PHILADELPHIA – Last week the Philadelphia Police Department was asking for the public’s help to identify a group of people who allegedly attacked United States Marine Corps reservists in Old City. Now, police say they have one suspect in custody, according to phillymag. com.

Tom Keenan was arrested. He has been associated with Philadelphia’s Antifa movement.

Marine Corps reservists

Tom Keenan, 33, was arrested for the assault of Marine Corps reservists. (Philadelphia Police Department)

Investigators say that a group of men and women maced, punched, kicked, and robbed the reservists near Front and Chestnut streets on Saturday, November 17, around 3:20 p.m., just down the street from the controversial “We the People” rally.

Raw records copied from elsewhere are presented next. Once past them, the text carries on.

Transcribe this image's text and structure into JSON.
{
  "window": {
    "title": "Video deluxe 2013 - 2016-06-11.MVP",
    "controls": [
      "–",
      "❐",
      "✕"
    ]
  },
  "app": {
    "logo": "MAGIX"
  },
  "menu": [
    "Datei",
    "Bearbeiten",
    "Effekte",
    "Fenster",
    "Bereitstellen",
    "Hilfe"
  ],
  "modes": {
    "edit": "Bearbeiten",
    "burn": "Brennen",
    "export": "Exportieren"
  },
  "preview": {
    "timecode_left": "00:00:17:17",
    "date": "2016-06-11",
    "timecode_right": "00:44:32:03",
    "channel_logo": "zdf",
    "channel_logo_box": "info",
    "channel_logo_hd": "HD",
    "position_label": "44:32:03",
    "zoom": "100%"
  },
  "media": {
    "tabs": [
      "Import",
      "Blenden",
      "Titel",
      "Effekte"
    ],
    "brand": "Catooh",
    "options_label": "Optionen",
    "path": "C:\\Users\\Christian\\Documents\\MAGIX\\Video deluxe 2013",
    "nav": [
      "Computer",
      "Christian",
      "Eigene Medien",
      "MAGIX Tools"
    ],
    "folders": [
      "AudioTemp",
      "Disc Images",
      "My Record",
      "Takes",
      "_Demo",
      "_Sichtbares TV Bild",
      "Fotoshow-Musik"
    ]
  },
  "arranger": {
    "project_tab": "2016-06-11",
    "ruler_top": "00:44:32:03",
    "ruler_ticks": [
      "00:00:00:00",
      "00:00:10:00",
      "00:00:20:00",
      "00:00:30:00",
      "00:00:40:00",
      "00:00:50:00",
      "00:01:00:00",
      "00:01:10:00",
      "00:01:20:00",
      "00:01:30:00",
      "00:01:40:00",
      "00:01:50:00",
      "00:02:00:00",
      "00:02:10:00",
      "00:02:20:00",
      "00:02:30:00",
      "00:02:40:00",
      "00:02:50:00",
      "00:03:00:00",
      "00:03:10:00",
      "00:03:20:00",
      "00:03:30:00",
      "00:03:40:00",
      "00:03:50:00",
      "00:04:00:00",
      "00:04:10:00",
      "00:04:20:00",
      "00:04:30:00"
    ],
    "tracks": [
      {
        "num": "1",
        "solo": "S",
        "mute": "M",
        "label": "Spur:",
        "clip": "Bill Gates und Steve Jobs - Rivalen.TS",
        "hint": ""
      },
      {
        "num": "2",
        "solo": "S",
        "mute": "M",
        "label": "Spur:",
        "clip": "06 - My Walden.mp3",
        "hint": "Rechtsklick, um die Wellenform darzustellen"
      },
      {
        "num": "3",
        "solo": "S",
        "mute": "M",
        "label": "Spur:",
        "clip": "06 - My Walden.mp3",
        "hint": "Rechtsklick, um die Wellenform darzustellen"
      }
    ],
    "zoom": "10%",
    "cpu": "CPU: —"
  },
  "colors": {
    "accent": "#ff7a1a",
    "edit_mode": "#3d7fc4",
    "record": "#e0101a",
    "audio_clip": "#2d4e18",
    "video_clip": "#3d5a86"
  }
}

Moreover, the group is also accused of calling the reservists “Nazis” and “white supremacists” during the attack.

Police released a video last week that showed three of the suspects, explaining that the video had been recorded near the rally earlier that day:

According to police, Keenan, a 33-year-old Mount Airy resident, turned himself last week.

He has been charged with two counts each of criminal conspiracy, aggravated assault, terroristic threats, simple assault, and reckless endangerment. Keenan, who was not charged with robbery, was released on bail and is scheduled for a preliminary hearing December 6.

However, a spokesperson for the Philadelphia Police Department says the case remains open. Detectives seek additional suspects. Police have not released the identities of the accusers, and it is unclear whether they participated in the “We the People” rally or the counter-protest.

It is believed that Antifa, an anti-fascism movement, has no real structural organization or leadership, but Keenan has been termed a leader of the group in Philly by various blogs and alt-right outlets.

In 2007, Keenan was arrested as one of the so-called “Love Park 4” after an incident involving a purported Ku Klux Klan rally in the well-known park near City Hall. He was charged with criminal conspiracy, institutional vandalism, resisting arrest, and criminal mischief, among other offenses, and eventually made a plea deal, pleading guilty to one summary offense of disorderly conduct, while all other charges were withdrawn, according to